Component data from apps and pages:
# # #

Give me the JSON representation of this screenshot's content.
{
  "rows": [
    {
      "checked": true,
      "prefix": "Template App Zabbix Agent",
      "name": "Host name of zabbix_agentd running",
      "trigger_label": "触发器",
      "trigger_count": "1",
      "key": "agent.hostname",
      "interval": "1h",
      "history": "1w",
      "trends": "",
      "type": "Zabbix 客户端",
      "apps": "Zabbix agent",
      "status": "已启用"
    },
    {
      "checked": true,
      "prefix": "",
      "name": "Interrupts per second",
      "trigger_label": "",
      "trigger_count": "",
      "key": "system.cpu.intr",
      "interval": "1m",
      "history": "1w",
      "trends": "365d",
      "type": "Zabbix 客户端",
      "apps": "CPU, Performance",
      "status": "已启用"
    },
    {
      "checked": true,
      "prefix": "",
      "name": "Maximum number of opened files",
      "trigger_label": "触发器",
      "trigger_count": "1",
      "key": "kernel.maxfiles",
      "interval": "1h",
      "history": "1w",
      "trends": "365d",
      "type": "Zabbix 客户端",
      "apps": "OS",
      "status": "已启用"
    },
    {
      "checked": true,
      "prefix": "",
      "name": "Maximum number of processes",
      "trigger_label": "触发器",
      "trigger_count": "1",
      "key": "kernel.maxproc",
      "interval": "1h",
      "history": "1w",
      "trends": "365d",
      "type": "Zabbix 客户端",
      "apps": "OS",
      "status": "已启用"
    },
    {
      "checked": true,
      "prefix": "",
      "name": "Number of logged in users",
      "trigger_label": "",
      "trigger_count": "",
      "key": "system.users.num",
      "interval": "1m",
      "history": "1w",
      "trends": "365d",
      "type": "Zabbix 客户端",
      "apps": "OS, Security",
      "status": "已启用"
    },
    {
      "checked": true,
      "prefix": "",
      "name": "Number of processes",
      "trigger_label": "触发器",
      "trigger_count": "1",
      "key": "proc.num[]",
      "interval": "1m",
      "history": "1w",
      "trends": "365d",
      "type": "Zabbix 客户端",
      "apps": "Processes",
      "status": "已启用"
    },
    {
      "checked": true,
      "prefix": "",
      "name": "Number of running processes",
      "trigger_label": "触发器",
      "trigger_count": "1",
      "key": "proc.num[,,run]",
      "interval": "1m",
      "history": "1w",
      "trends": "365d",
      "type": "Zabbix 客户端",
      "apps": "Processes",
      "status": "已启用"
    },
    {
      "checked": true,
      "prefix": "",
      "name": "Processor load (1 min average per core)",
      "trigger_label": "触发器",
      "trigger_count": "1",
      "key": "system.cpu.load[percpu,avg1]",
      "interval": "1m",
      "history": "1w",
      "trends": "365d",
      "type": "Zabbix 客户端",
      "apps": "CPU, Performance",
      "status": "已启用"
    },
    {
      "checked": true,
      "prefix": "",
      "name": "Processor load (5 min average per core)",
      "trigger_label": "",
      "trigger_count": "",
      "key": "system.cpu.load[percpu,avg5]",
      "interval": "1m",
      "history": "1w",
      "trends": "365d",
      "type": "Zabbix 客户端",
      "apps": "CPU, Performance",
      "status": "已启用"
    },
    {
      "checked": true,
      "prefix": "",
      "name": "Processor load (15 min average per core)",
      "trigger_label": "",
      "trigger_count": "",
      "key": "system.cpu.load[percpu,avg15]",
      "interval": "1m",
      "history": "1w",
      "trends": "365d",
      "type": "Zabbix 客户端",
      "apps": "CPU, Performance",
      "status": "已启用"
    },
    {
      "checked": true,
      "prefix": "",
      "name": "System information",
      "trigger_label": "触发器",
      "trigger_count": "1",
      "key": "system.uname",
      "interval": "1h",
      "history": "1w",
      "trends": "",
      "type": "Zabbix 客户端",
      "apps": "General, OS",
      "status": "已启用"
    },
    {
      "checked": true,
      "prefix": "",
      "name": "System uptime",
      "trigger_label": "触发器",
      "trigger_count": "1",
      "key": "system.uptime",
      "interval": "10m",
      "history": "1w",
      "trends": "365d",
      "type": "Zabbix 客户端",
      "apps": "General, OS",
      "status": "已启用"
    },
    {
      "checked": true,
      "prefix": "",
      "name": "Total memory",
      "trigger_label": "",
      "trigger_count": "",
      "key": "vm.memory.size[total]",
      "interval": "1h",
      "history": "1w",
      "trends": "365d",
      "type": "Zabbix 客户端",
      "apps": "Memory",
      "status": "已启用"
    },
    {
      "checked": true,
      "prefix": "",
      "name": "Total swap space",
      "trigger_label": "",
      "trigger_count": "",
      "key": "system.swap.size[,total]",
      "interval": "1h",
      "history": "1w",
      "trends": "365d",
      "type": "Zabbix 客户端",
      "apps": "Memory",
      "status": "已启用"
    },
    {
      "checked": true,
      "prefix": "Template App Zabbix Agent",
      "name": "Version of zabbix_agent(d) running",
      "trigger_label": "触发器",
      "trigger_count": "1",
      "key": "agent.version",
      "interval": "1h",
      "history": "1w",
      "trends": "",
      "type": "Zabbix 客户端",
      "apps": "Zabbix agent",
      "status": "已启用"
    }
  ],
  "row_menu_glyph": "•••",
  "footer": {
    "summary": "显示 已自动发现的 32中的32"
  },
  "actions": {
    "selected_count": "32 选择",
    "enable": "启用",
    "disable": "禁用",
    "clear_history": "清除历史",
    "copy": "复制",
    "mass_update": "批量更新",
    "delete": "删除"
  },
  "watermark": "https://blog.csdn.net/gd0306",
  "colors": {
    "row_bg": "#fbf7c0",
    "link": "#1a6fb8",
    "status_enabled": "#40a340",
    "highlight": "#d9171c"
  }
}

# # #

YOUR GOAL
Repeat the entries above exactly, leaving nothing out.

ANSWER FOR THE TASK
Give me the JSON representation of this screenshot's content.
{
  "rows": [
    {
      "checked": true,
      "prefix": "Template App Zabbix Agent",
      "name": "Host name of zabbix_agentd running",
      "trigger_label": "触发器",
      "trigger_count": "1",
      "key": "agent.hostname",
      "interval": "1h",
      "history": "1w",
      "trends": "",
      "type": "Zabbix 客户端",
      "apps": "Zabbix agent",
      "status": "已启用"
    },
    {
      "checked": true,
      "prefix": "",
      "name": "Interrupts per second",
      "trigger_label": "",
      "trigger_count": "",
      "key": "system.cpu.intr",
      "interval": "1m",
      "history": "1w",
      "trends": "365d",
      "type": "Zabbix 客户端",
      "apps": "CPU, Performance",
      "status": "已启用"
    },
    {
      "checked": true,
      "prefix": "",
      "name": "Maximum number of opened files",
      "trigger_label": "触发器",
      "trigger_count": "1",
      "key": "kernel.maxfiles",
      "interval": "1h",
      "history": "1w",
      "trends": "365d",
      "type": "Zabbix 客户端",
      "apps": "OS",
      "status": "已启用"
    },
    {
      "checked": true,
      "prefix": "",
      "name": "Maximum number of processes",
      "trigger_label": "触发器",
      "trigger_count": "1",
      "key": "kernel.maxproc",
      "interval": "1h",
      "history": "1w",
      "trends": "365d",
      "type": "Zabbix 客户端",
      "apps": "OS",
      "status": "已启用"
    },
    {
      "checked": true,
      "prefix": "",
      "name": "Number of logged in users",
      "trigger_label": "",
      "trigger_count": "",
      "key": "system.users.num",
      "interval": "1m",
      "history": "1w",
      "trends": "365d",
      "type": "Zabbix 客户端",
      "apps": "OS, Security",
      "status": "已启用"
    },
    {
      "checked": true,
      "prefix": "",
      "name": "Number of processes",
      "trigger_label": "触发器",
      "trigger_count": "1",
      "key": "proc.num[]",
      "interval": "1m",
      "history": "1w",
      "trends": "365d",
      "type": "Zabbix 客户端",
      "apps": "Processes",
      "status": "已启用"
    },
    {
      "checked": true,
      "prefix": "",
      "name": "Number of running processes",
      "trigger_label": "触发器",
      "trigger_count": "1",
      "key": "proc.num[,,run]",
      "interval": "1m",
      "history": "1w",
      "trends": "365d",
      "type": "Zabbix 客户端",
      "apps": "Processes",
      "status": "已启用"
    },
    {
      "checked": true,
      "prefix": "",
      "name": "Processor load (1 min average per core)",
      "trigger_label": "触发器",
      "trigger_count": "1",
      "key": "system.cpu.load[percpu,avg1]",
      "interval": "1m",
      "history": "1w",
      "trends": "365d",
      "type": "Zabbix 客户端",
      "apps": "CPU, Performance",
      "status": "已启用"
    },
    {
      "checked": true,
      "prefix": "",
      "name": "Processor load (5 min average per core)",
      "trigger_label": "",
      "trigger_count": "",
      "key": "system.cpu.load[percpu,avg5]",
      "interval": "1m",
      "history": "1w",
      "trends": "365d",
      "type": "Zabbix 客户端",
      "apps": "CPU, Performance",
      "status": "已启用"
    },
    {
      "checked": true,
      "prefix": "",
      "name": "Processor load (15 min average per core)",
      "trigger_label": "",
      "trigger_count": "",
      "key": "system.cpu.load[percpu,avg15]",
      "interval": "1m",
      "history": "1w",
      "trends": "365d",
      "type": "Zabbix 客户端",
      "apps": "CPU, Performance",
      "status": "已启用"
    },
    {
      "checked": true,
      "prefix": "",
      "name": "System information",
      "trigger_label": "触发器",
      "trigger_count": "1",
      "key": "system.uname",
      "interval": "1h",
      "history": "1w",
      "trends": "",
      "type": "Zabbix 客户端",
      "apps": "General, OS",
      "status": "已启用"
    },
    {
      "checked": true,
      "prefix": "",
      "name": "System uptime",
      "trigger_label": "触发器",
      "trigger_count": "1",
      "key": "system.uptime",
      "interval": "10m",
      "history": "1w",
      "trends": "365d",
      "type": "Zabbix 客户端",
      "apps": "General, OS",
      "status": "已启用"
    },
    {
      "checked": true,
      "prefix": "",
      "name": "Total memory",
      "trigger_label": "",
      "trigger_count": "",
      "key": "vm.memory.size[total]",
      "interval": "1h",
      "history": "1w",
      "trends": "365d",
      "type": "Zabbix 客户端",
      "apps": "Memory",
      "status": "已启用"
    },
    {
      "checked": true,
      "prefix": "",
      "name": "Total swap space",
      "trigger_label": "",
      "trigger_count": "",
      "key": "system.swap.size[,total]",
      "interval": "1h",
      "history": "1w",
      "trends": "365d",
      "type": "Zabbix 客户端",
      "apps": "Memory",
      "status": "已启用"
    },
    {
      "checked": true,
      "prefix": "Template App Zabbix Agent",
      "name": "Version of zabbix_agent(d) running",
      "trigger_label": "触发器",
      "trigger_count": "1",
      "key": "agent.version",
      "interval": "1h",
      "history": "1w",
      "trends": "",
      "type": "Zabbix 客户端",
      "apps": "Zabbix agent",
      "status": "已启用"
    }
  ],
  "row_menu_glyph": "•••",
  "footer": {
    "summary": "显示 已自动发现的 32中的32"
  },
  "actions": {
    "selected_count": "32 选择",
    "enable": "启用",
    "disable": "禁用",
    "clear_history": "清除历史",
    "copy": "复制",
    "mass_update": "批量更新",
    "delete": "删除"
  },
  "watermark": "https://blog.csdn.net/gd0306",
  "colors": {
    "row_bg": "#fbf7c0",
    "link": "#1a6fb8",
    "status_enabled": "#40a340",
    "highlight": "#d9171c"
  }
}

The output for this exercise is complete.